Feds Sue UnitedHealth for Allegedly Defrauding Medicare Advantage of at Least $1B

Feds Sue UnitedHealth for Allegedly Defrauding Medicare Advantage of at Least $1B

Tuesday’s suit was the second false claims case against the insurer in two weeks.

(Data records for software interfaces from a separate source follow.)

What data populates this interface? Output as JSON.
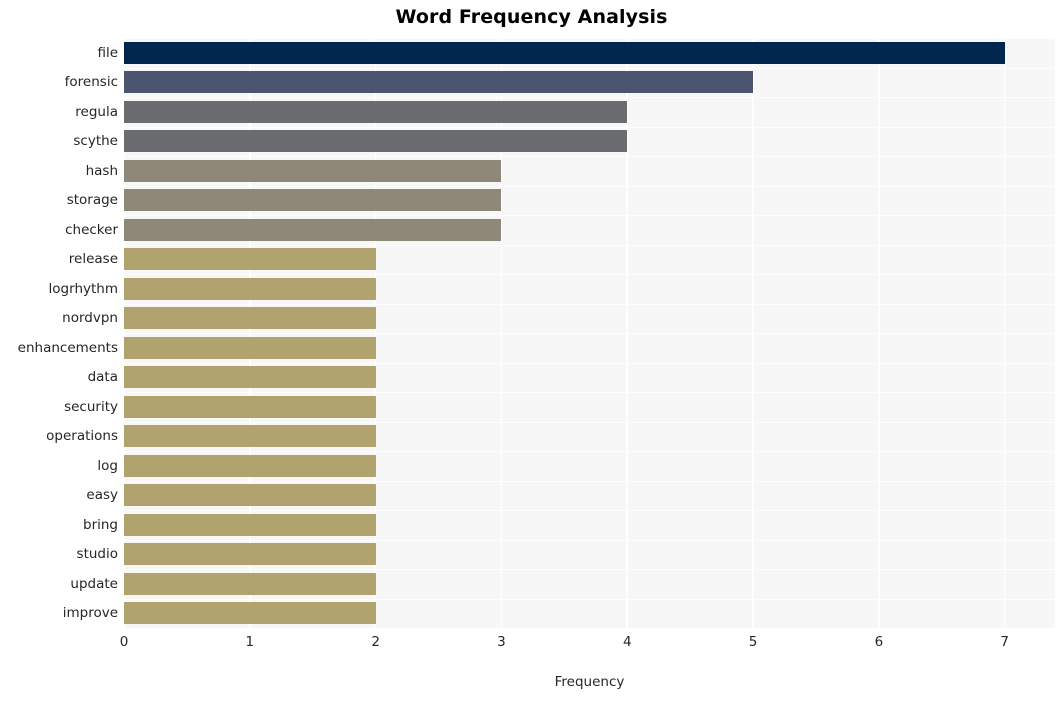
{
  "chart_data": {
    "type": "bar",
    "orientation": "horizontal",
    "title": "Word Frequency Analysis",
    "xlabel": "Frequency",
    "ylabel": "",
    "xlim": [
      0,
      7.4
    ],
    "grid": true,
    "legend": null,
    "style": "whitegrid",
    "xticks": [
      "0",
      "1",
      "2",
      "3",
      "4",
      "5",
      "6",
      "7"
    ],
    "xtick_values": [
      0,
      1,
      2,
      3,
      4,
      5,
      6,
      7
    ],
    "categories": [
      "file",
      "forensic",
      "regula",
      "scythe",
      "hash",
      "storage",
      "checker",
      "release",
      "logrhythm",
      "nordvpn",
      "enhancements",
      "data",
      "security",
      "operations",
      "log",
      "easy",
      "bring",
      "studio",
      "update",
      "improve"
    ],
    "values": [
      7,
      5,
      4,
      4,
      3,
      3,
      3,
      2,
      2,
      2,
      2,
      2,
      2,
      2,
      2,
      2,
      2,
      2,
      2,
      2
    ],
    "bar_colors": [
      "#00264d",
      "#4d5470",
      "#6a6c70",
      "#6a6c70",
      "#8d8878",
      "#8d8878",
      "#8d8878",
      "#b0a36e",
      "#b0a36e",
      "#b0a36e",
      "#b0a36e",
      "#b0a36e",
      "#b0a36e",
      "#b0a36e",
      "#b0a36e",
      "#b0a36e",
      "#b0a36e",
      "#b0a36e",
      "#b0a36e",
      "#b0a36e"
    ],
    "plot_background": "#f7f7f7",
    "gridline_color": "#ffffff",
    "figure_background": "#ffffff",
    "text_color": "#262626"
  }
}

For the second time this month, the federal government filed a complaint against UnitedHealth Group Inc., accusing the Minnetonka-based insurer of turning a blind eye to negative results that would impact its “risk adjustment” payments.
As a result, the feds claim UnitedHealth defrauded the Medicare alternative and private health plan system, known as Medicare Advantage, by at least $1 billion.
Every month, UnitedHealth receives money from Medicare Advantage as it submits risk scores, which are determined by a patient’s demographic factors and health status. Those payments would vary monthly as risk scores could change. Ultimately, healthy patients would receive less money than those needing to visit a hospital regularly for certain illnesses or conditions.
Since 2005, the government believes UnitedHealth inflated its risk scores by not updating hundreds of thousands of diagnosis that would have decreased its Medicare Advantage payments.
“As the nation’s largest Medicare Advantage Organization, UnitedHealth Group received substantial overpayments based upon untruthful and inaccurate information about the health status of those enrolled in its plans,” James P. Kennedy Jr., Acting U.S. Attorney for the Western District of New York, said in a statement.
In a report by the New York Times on Monday, UnitedHealth spokesman Matthew A. Burns said the company rejected the claims made in the case, which arose in 2011 by Benjamin Poehling, a Bloomington resident and former finance director at UnitedHealth.
“We are confident our company and our employees complied with the government’s Medicare Advantage program rules,” Burns said, “and we have been transparent with [the Centers for Medicare and Medicare Services] about our approach under its murky policies.”
The government first jumped on the case in late March when Poehling’s case was unsealed by a federal judge.
However, Poehling was not the first to sue UnitedHealth under these claims. California resident James Swoben filed a suit in 2009. That case was also taken over by the government and was the basis for the complaint placed against UnitedHealth two weeks before Tuesday’s case.
The government noted in a statement that the claims asserted against UnitedHealth are allegations only. To date, there has been no determination of liability on the company’s part.